The first meeting:
Dillashaw won the belt while under the tutelage of former kickboxer and UFC fighter Duane Ludwig, who liked to bang, but didn’t really fight the way Dillashaw does.
No, the championship-winning formula resembles the fighting style of injured ex-champ Dominick Cruz, who was stripped of his belt in January after nearly three years of inactivity due to several knee surgeries. This similarity of movement—both Cruz and Dillashaw dance like a cross between Elaine Benes and your resident zumba instructor—is in no small measure ironic; “The Dominator” is the archrival of Dillashaw’s mentor, the alpha male of Team Alpha Male, Urijah Faber.
This is a fascinating twist because the 135-pound showdown most craved by fans was Barão vs. Cruz. We waited and waited for Cruz to heal, and it never happened. So we settled for Barão vs. Faber, which we got twice, both ending as convincing wins by the Brazilian. Then we got Dillashaw as an underdog challenger. Who knew he’d channel “The Dominator” and be the dominator in the title fight?
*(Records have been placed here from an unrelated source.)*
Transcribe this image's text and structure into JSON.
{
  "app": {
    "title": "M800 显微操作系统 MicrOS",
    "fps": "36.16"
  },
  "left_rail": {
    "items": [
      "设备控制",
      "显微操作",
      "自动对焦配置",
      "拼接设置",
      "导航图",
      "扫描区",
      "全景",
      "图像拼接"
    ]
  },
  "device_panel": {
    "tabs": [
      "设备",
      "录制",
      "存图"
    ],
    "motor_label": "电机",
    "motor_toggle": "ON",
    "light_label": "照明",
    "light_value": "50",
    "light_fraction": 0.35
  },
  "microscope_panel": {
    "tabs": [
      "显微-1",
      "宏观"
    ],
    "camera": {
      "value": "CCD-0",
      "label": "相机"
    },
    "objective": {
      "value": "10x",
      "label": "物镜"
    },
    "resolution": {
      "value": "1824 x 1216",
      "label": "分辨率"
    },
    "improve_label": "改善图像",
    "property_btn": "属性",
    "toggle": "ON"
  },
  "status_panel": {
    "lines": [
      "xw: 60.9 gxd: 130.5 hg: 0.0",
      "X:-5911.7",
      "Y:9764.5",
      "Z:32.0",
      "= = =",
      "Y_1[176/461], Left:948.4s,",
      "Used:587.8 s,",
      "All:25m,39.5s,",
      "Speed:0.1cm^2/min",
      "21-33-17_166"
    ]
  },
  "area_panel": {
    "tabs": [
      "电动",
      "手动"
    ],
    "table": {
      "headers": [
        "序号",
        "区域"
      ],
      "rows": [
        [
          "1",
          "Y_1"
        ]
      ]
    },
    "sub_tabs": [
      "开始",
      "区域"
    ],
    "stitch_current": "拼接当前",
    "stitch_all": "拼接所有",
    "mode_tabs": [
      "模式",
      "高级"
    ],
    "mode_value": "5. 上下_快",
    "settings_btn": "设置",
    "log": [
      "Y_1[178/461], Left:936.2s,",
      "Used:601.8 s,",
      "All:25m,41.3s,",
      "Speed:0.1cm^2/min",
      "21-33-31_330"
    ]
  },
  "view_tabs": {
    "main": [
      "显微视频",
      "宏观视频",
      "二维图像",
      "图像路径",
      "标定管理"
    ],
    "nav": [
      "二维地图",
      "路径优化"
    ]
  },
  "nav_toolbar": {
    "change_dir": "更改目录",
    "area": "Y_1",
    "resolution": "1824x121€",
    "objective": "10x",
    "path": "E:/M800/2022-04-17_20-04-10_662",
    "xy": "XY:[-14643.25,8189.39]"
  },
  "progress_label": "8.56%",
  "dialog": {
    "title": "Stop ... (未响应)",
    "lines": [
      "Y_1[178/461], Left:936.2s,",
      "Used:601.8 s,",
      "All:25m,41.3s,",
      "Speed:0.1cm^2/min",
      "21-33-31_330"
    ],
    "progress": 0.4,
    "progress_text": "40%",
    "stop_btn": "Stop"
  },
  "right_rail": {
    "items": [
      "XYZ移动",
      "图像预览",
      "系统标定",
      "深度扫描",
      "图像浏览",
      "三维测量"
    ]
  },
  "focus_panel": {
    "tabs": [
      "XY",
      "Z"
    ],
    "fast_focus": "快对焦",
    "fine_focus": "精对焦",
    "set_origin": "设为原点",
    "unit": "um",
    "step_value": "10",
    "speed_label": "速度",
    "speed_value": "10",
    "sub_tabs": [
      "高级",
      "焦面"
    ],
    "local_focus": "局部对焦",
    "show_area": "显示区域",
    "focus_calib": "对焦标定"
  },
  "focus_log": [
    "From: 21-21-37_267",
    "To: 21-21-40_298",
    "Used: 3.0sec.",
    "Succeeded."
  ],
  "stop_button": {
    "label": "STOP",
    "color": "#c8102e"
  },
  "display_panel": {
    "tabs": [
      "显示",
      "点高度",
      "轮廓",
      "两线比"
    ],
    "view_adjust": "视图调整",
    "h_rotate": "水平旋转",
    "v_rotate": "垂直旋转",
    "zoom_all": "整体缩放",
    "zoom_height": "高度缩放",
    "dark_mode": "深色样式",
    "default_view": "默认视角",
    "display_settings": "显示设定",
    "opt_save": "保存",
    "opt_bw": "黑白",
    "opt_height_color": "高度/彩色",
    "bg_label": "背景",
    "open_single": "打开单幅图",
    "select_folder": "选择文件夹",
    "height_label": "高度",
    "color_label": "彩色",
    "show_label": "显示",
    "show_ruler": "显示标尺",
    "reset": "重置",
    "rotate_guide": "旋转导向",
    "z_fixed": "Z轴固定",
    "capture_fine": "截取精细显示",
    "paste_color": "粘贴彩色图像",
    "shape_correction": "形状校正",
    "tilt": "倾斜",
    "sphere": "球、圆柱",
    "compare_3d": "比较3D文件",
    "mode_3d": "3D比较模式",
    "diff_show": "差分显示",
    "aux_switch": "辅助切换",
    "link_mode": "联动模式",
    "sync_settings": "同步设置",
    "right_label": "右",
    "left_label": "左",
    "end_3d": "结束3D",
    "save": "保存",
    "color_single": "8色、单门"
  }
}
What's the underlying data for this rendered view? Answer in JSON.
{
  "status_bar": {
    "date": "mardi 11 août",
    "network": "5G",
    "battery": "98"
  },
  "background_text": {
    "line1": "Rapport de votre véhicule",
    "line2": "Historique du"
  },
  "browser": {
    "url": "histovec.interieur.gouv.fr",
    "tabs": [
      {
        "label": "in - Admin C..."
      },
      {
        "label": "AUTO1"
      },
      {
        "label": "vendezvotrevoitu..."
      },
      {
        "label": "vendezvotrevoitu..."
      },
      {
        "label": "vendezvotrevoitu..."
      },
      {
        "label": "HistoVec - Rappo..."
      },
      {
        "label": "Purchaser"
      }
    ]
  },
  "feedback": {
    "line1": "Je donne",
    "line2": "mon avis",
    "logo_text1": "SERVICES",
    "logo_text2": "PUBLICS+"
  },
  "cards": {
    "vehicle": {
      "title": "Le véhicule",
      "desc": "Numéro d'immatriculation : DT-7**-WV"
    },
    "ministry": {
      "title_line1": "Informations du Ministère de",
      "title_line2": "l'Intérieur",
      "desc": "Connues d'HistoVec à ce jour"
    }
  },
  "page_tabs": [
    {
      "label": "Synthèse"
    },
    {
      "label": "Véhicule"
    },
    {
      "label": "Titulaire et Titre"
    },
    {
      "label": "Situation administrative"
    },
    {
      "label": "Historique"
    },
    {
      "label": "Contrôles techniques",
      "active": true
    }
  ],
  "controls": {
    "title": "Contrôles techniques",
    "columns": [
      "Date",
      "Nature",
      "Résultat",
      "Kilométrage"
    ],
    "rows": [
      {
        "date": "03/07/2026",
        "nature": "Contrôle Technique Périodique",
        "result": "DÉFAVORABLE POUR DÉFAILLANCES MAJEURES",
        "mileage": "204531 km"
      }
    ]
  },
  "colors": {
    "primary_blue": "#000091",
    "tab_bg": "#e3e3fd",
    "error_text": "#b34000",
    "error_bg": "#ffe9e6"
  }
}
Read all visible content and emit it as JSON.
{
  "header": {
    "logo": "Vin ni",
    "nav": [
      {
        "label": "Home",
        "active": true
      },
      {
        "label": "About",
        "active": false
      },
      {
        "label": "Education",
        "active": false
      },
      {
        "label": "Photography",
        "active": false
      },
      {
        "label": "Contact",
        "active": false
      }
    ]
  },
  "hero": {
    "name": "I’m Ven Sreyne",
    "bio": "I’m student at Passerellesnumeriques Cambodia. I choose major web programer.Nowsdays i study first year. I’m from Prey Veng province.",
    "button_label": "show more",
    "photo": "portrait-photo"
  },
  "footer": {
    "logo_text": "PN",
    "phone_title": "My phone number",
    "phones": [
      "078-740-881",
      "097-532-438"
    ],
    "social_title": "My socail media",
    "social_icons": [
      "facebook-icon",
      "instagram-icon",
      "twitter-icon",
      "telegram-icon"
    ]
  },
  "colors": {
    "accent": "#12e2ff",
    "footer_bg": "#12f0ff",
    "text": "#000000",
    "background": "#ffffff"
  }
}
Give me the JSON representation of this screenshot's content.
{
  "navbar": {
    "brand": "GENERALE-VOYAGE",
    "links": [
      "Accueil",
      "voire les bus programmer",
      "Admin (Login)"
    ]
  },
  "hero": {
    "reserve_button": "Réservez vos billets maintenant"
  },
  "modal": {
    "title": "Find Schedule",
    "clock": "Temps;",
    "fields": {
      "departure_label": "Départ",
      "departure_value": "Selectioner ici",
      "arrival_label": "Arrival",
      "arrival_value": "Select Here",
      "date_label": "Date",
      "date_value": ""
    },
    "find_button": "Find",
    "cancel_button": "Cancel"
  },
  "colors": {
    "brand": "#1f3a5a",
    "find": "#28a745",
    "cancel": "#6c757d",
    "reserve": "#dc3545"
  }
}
And who knows if he can do it again? Dillashaw did look good in the early going last time, even before his haymaker late in Round 1. But does he—and did he even then—have what it takes to handle a full-power Barão for 25 minutes?
Maybe that’s not a fair question. After all, Dillashaw was the electrician who dimmed Barão’s lights in the first place. You land a bomb, you get your pick of the rubble.
But still, Saturday night’s main event will begin with two fresh fighters. If Dillashaw wants a repeat of that glorious night in May 2014, he’s going to have to scramble Barão’s brainwaves all over again. But this time the ex-champ, who has the deeper resume as an elite striker, will be prepared.
Dillashaw is the favorite, with the line ranging from -201 (bet $201 to win $100) to -235 at various sportsbooks, according to bestfightodds.com. The line on Barão ranges from +175 (bet $100 to win $175) to +186.
Bill Parcells used to say, “I go by what I see.”
If all you saw from T.J. Dillashaw and Renan Barão was what happened at UFC 173, the pick here would be as easy as scheming an NFL defense around Lawrence Taylor.
But both the champion and the former belt holder have deeper histories than that. Dillashaw has fought a dozen other fights as a pro, and all in all he’s looked fine, but not necessarily like a world beater, either. Barão has 35 other bouts under his belt, all but two of them victories, and while he padded the record with plenty of anonymous conquests down in Brazil, he also owns two wins over Urijah Faber as well as impressive stoppages of some others who’ve spent time in the top 10.
So it’s complicated.
The thinking here is that May 24, 2014, was simply Dillashaw’s night. And that this Saturday will be the other guy’s. Barão by TKO.
“I’m going to be able to dominate him with my speed. I’m just a better fighter all around.”
– T.J. Dillashaw on Renan Barão during a UFC press conference
“I know I’m fast enough to trade shots with him, but unfortunately I got caught and I was like a zombie from then on.”
– Barão, speaking with the Brazilian magazine Tatame about the first Dillashaw fight
The rest of the card
Miesha Tate vs. Jessica Eye, women’s bantamweight; Edson Barboza vs. Paul Felder, lightweight; Joe Lauzon vs. Takanori Gomi, lightweight.
Preliminary card (6 p.m. ET, Fox): Gian Villante vs. Tom Lawlor, light heavyweight; Jim Miller vs. Danny Castillo, lightweight; Kenny Robertson vs. Ben Saunders, welterweight; Eddie Wineland vs. Bryan Caraway, men’s bantamweight.
Online prelims (4:15 p.m., UFC Fight Pass): Daron Cruickshank vs. James Krause, lightweight; Ramsey Nijem vs. Andrew Holbrook, lightweight; Jessamyn Duke vs. Elizabeth Phillips, women’s bantamweight; Zak Cummings vs. Dominique Steele, welterweight.
Mike Goldberg will handle blow-by-blow and Joe Rogan analysis for the main-card and prelims telecast on Fox as well as online prelims on the UFC Fight Pass. There will be an hour-long postfight show on Fox Sports 1, starting at 10:30 p.m. ET.